Why are we aiding countries that oppose U.S. priorities at the United Nations?

COMMENTARY Global Politics

Why are we aiding countries that oppose U.S. priorities at the United Nations?

Sep 10th, 2014 3 min read

Commentary By

Anthony B. Kim @akfreedom

Deputy Chief of Staff and Editor, Index of Economic Fredom

Brett D. Schaefer

Senior Research Fellow in International Regulatory Affairs

Ambassador Jeane Kirkpatrick was frustrated. Countries happily took American foreign aid, but then blithely opposed U.S. initiatives and priorities in the United Nations. They took U.S. aid for granted because previous opposition hadn’t affected U.S. aid decisions and, instead, yielded to pressure from other countries to present regional solidarity and overwhelmingly supported deleterious positions staked out by intransigent authoritarian countries in their regions.

To address this problem, Ms. Kirkpatrick recommended that Congress make “voting behavior, in multilateral organizations like the United Nations one of the criteria we employ in deciding whether we will provide assistance, and what type of assistance and in what amount.” That was more than three decades ago.

Congress took part of Ms. Kirkpatrick’s advice. It enacted legislation requiring the State Department to track how individual countries vote in the United Nations and report the results to Congress annually. Each edition of Voting Practices in the United Nations includes tables listing the percentages with which countries voted with the U.S. on U.N. General Assembly resolutions.

Most General Assembly resolutions are adopted by consensus — i.e., without a recorded vote or dissent. Although some consensus decisions are the result of prolonged negotiation, it is difficult to separate the significant consensus votes from those of little substance. Therefore, analysis is better focused on non-consensus votes — when countries cast actual votes on resolutions. By definition, these votes address substantive matters where member states disagree — offering a transparent metric for measuring support for U.S. positions.
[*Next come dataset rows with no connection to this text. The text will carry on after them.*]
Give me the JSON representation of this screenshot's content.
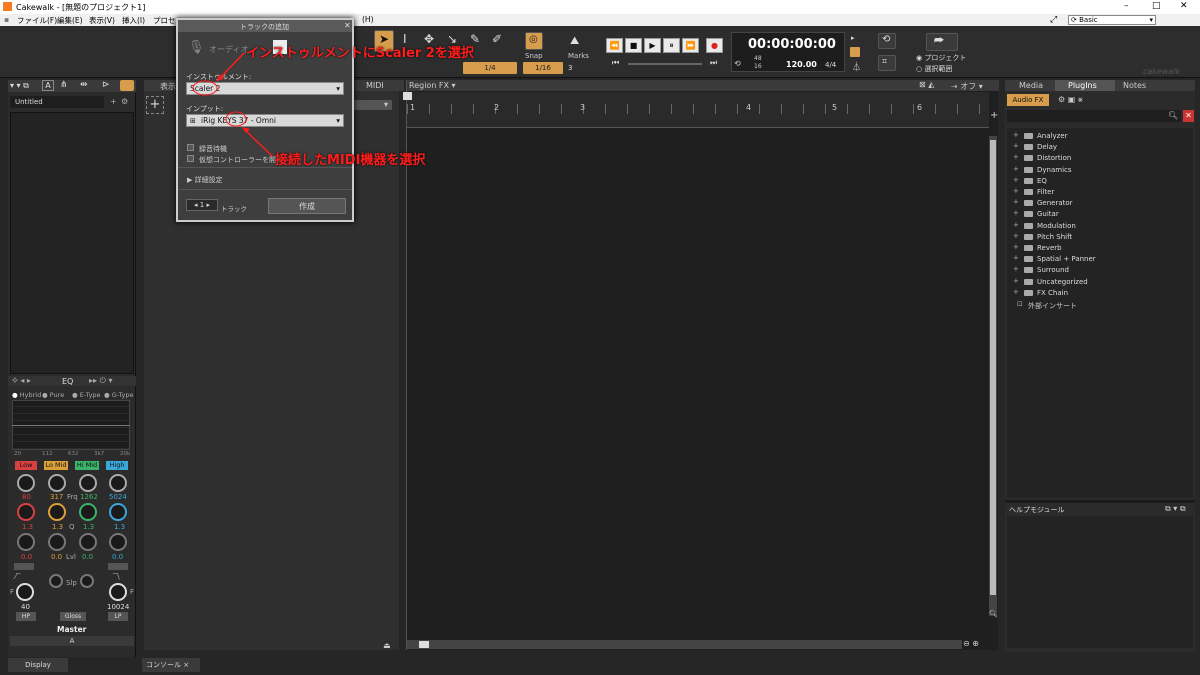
{
  "window": {
    "title": "Cakewalk - [無題のプロジェクト1]",
    "minimize": "–",
    "maximize": "□",
    "close": "✕"
  },
  "menu": [
    "ファイル(F)",
    "編集(E)",
    "表示(V)",
    "挿入(I)",
    "プロセス",
    "(H)"
  ],
  "workspace": {
    "value": "Basic"
  },
  "toolbar": {
    "quantize": "1/4",
    "snap_label": "Snap",
    "snap_value": "1/16",
    "snap_extra": "3",
    "marks_label": "Marks",
    "time": "00:00:00:00",
    "tempo": "120.00",
    "meter": "4/4",
    "bits_top": "48",
    "bits_bottom": "16",
    "range_project": "プロジェクト",
    "range_selection": "選択範囲",
    "brand": "cakewalk"
  },
  "left": {
    "untitled": "Untitled",
    "eq_title": "EQ",
    "eq_modes": [
      "Hybrid",
      "Pure",
      "E-Type",
      "G-Type"
    ],
    "eq_axis": [
      "20",
      "112",
      "632",
      "3k7",
      "20k"
    ],
    "bands": [
      "Low",
      "Lo Mid",
      "Hi Mid",
      "High"
    ],
    "band_colors": [
      "#d94040",
      "#d9a03a",
      "#3cb36a",
      "#3aa8d9"
    ],
    "freq": [
      "80",
      "317",
      "1262",
      "5024"
    ],
    "freq_label": "Frq",
    "q": [
      "1.3",
      "1.3",
      "1.3",
      "1.3"
    ],
    "q_label": "Q",
    "lvl": [
      "0.0",
      "0.0",
      "0.0",
      "0.0"
    ],
    "lvl_label": "Lvl",
    "slp_label": "Slp",
    "hp_value": "40",
    "lp_value": "10024",
    "hp": "HP",
    "gloss": "Gloss",
    "lp": "LP",
    "f_left": "F",
    "f_right": "F",
    "master": "Master",
    "a": "A",
    "display": "Display"
  },
  "track": {
    "tab_view": "表示",
    "tab_midi": "MIDI",
    "tab_region": "Region FX",
    "off": "オフ",
    "add": "+"
  },
  "ruler": [
    "1",
    "2",
    "3",
    "4",
    "5",
    "6"
  ],
  "bottom": {
    "console": "コンソール",
    "close": "×"
  },
  "right": {
    "tabs": [
      "Media",
      "PlugIns",
      "Notes"
    ],
    "audiofx": "Audio FX",
    "plugins": [
      "Analyzer",
      "Delay",
      "Distortion",
      "Dynamics",
      "EQ",
      "Filter",
      "Generator",
      "Guitar",
      "Modulation",
      "Pitch Shift",
      "Reverb",
      "Spatial + Panner",
      "Surround",
      "Uncategorized",
      "FX Chain"
    ],
    "external": "外部インサート",
    "help": "ヘルプモジュール"
  },
  "dialog": {
    "title": "トラックの追加",
    "type_audio": "オーディオ",
    "instrument_label": "インストゥルメント:",
    "instrument_value": "Scaler 2",
    "input_label": "インプット:",
    "input_value": "iRig KEYS 37 - Omni",
    "record_arm": "録音待機",
    "virtual_ctrl": "仮想コントローラーを開く",
    "details": "詳細設定",
    "count": "1",
    "count_unit": "トラック",
    "create": "作成"
  },
  "annotations": {
    "a1": "インストゥルメントにScaler 2を選択",
    "a2": "接続したMIDI機器を選択"
  }
}
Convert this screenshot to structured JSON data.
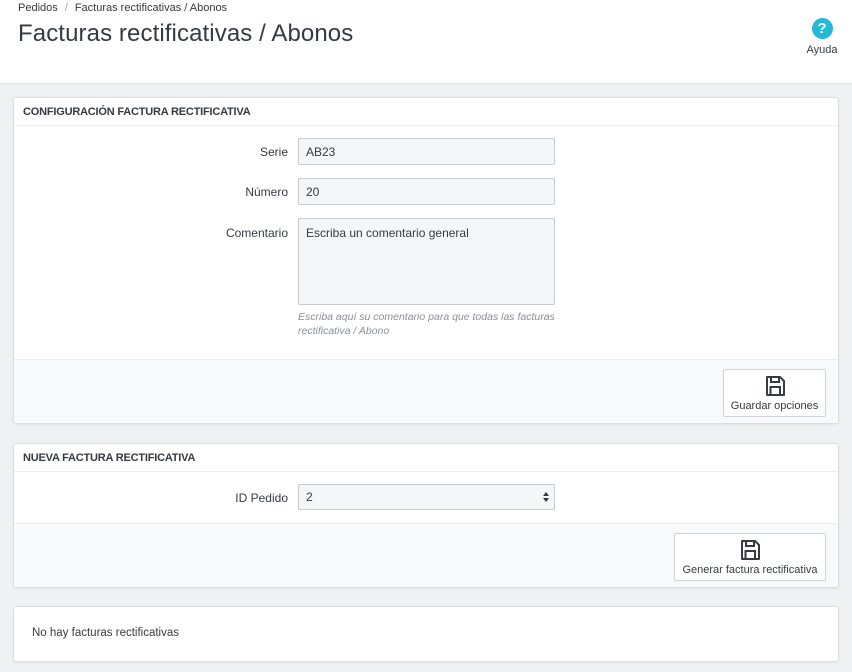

Unfortunately, the record shows that little has changed over the past three decades. General Assembly voting patterns have remained similar to the dismal state that so frustrated Ms. Kirkpatrick.

Specifically, voting coincidence with the U.S. on overall non-consensus votes has averaged 33.2 percent since 1983. The all-time low was 15.4 percent in 1988. Voting coincidence topped 50 percent only twice — in 1995 and 2011.

The failure to shift this voting coincidence decisively is partly because of Congress‘ failure to follow through on Ms. Kirkpatrick’s advice and tie U.S. assistance to support in the U.N. General Assembly.

From 2003 through 2012, the United States obligated over $221 billion (constant 2012 dollars) in development assistance to 178 countries, according to the GreenBook database compiled by the U.S. Agency for International Development. So how did those countries vote in each General Assembly session (2004-2013) after receipt of that aid?

Their support for U.S. positions averaged 33.7 percent on overall non-consensus resolutions. On average, more than three of every four recipients (76.9 percent) voted against the U.S. in at least half of the non-consensus votes taken in the year after they received aid. Moreover, the 131 countries that received development assistance each year were, on average, less likely to vote in line with the U.S. than those that received aid only intermittently.

The most recent (2013) report shows similar results. Among those that received aid in the previous year, the average voting coincidence with the U.S. was 46.3 percent, and 71.7 percent of those 166 recipients voted against the U.S. at least half of the time. This is higher than the historical average, but not unexpected. Over the past 30 years, voting coincidence has been higher under Democratic rather than Republican administrations, indicating that U.S. policy shifts, not policy shifts by other nations, are responsible for improved voting coincidence.

Largesse did not generate loyalty. Of the 30 nations receiving the most U.S. development assistance over the entire decade, 27 opposed our positions more often than not. Among those are Afghanistan, Colombia, Egypt, Ethiopia, Haiti, Iraq, Jordan, Kenya, Pakistan, Russia and Sudan. These 11 countries pocketed more than $4 billion in aid but voted with the U.S. less than 30 percent of the time (on average) throughout that period.

The voting record shows that the U.S. neither effectively rewards countries that support U.S. priorities in the United Nations nor withholds assistance from countries that consistently oppose U.S. priorities. But that fact has been obscured since 2010. That was when the Obama administration stopped including U.S. foreign assistance totals in the Voting Practices in the U.N. report.

To advance American interests, Congress should follow the advice of Ms. Kirkpatrick and explicitly link U.S. foreign aid to support of U.S. priorities in the United Nations.

 - Brett Schaefer is the Heritage Foundation’s Jay Kingham senior research fellow in international regulatory affairs.

 - Anthony Kim is a senior policy analyst in Heritage’s Center for International Trade and Economics.

Originally appeared in The Washington Times